_WHAT YOU ARE ASKED TO DO:_ Leave the pictures out and restate every line below exactly.

========================================================================

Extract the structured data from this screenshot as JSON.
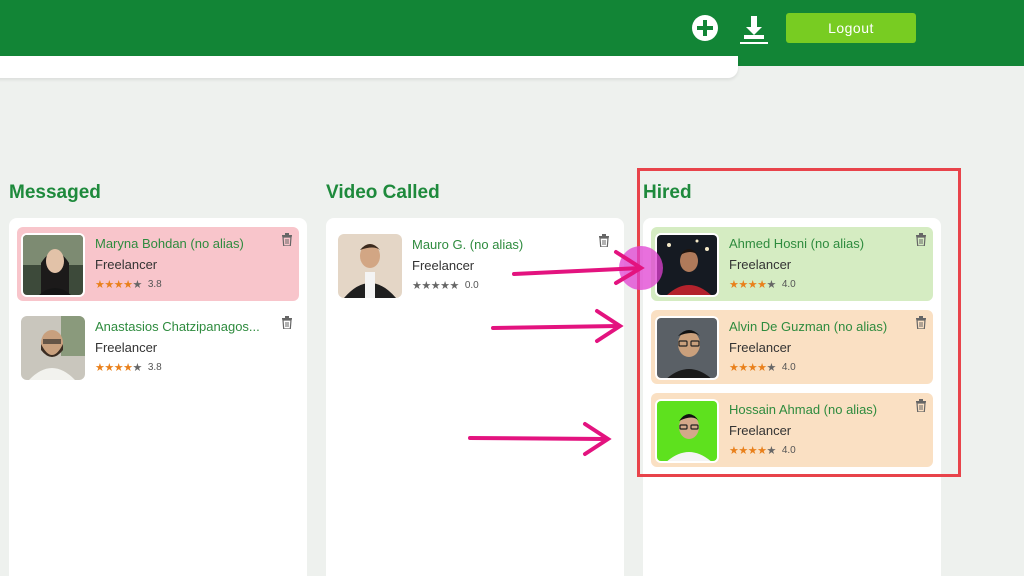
{
  "header": {
    "add_icon": "plus-circle-icon",
    "download_icon": "download-icon",
    "logout_label": "Logout",
    "colors": {
      "header_bg": "#128536",
      "logout_bg": "#78cc22"
    }
  },
  "columns": [
    {
      "title": "Messaged",
      "cards": [
        {
          "name": "Maryna Bohdan (no alias)",
          "role": "Freelancer",
          "rating": "3.8",
          "stars": 4,
          "bg": "#f8c5cb"
        },
        {
          "name": "Anastasios  Chatzipanagos...",
          "role": "Freelancer",
          "rating": "3.8",
          "stars": 4,
          "bg": "#ffffff"
        }
      ]
    },
    {
      "title": "Video Called",
      "cards": [
        {
          "name": "Mauro G.  (no alias)",
          "role": "Freelancer",
          "rating": "0.0",
          "stars": 0,
          "bg": "#ffffff"
        }
      ]
    },
    {
      "title": "Hired",
      "cards": [
        {
          "name": "Ahmed Hosni (no alias)",
          "role": "Freelancer",
          "rating": "4.0",
          "stars": 4,
          "bg": "#d5ecc2"
        },
        {
          "name": "Alvin De Guzman (no alias)",
          "role": "Freelancer",
          "rating": "4.0",
          "stars": 4,
          "bg": "#fae0c3"
        },
        {
          "name": "Hossain Ahmad (no alias)",
          "role": "Freelancer",
          "rating": "4.0",
          "stars": 4,
          "bg": "#fae0c3"
        }
      ]
    }
  ],
  "annotations": {
    "highlight_color": "#e8434a",
    "arrow_color": "#e3137f",
    "cursor_color": "#e040d2"
  }
}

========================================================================

_WRITTEN ANSWER:_
Extract the structured data from this screenshot as JSON.
{
  "header": {
    "add_icon": "plus-circle-icon",
    "download_icon": "download-icon",
    "logout_label": "Logout",
    "colors": {
      "header_bg": "#128536",
      "logout_bg": "#78cc22"
    }
  },
  "columns": [
    {
      "title": "Messaged",
      "cards": [
        {
          "name": "Maryna Bohdan (no alias)",
          "role": "Freelancer",
          "rating": "3.8",
          "stars": 4,
          "bg": "#f8c5cb"
        },
        {
          "name": "Anastasios  Chatzipanagos...",
          "role": "Freelancer",
          "rating": "3.8",
          "stars": 4,
          "bg": "#ffffff"
        }
      ]
    },
    {
      "title": "Video Called",
      "cards": [
        {
          "name": "Mauro G.  (no alias)",
          "role": "Freelancer",
          "rating": "0.0",
          "stars": 0,
          "bg": "#ffffff"
        }
      ]
    },
    {
      "title": "Hired",
      "cards": [
        {
          "name": "Ahmed Hosni (no alias)",
          "role": "Freelancer",
          "rating": "4.0",
          "stars": 4,
          "bg": "#d5ecc2"
        },
        {
          "name": "Alvin De Guzman (no alias)",
          "role": "Freelancer",
          "rating": "4.0",
          "stars": 4,
          "bg": "#fae0c3"
        },
        {
          "name": "Hossain Ahmad (no alias)",
          "role": "Freelancer",
          "rating": "4.0",
          "stars": 4,
          "bg": "#fae0c3"
        }
      ]
    }
  ],
  "annotations": {
    "highlight_color": "#e8434a",
    "arrow_color": "#e3137f",
    "cursor_color": "#e040d2"
  }
}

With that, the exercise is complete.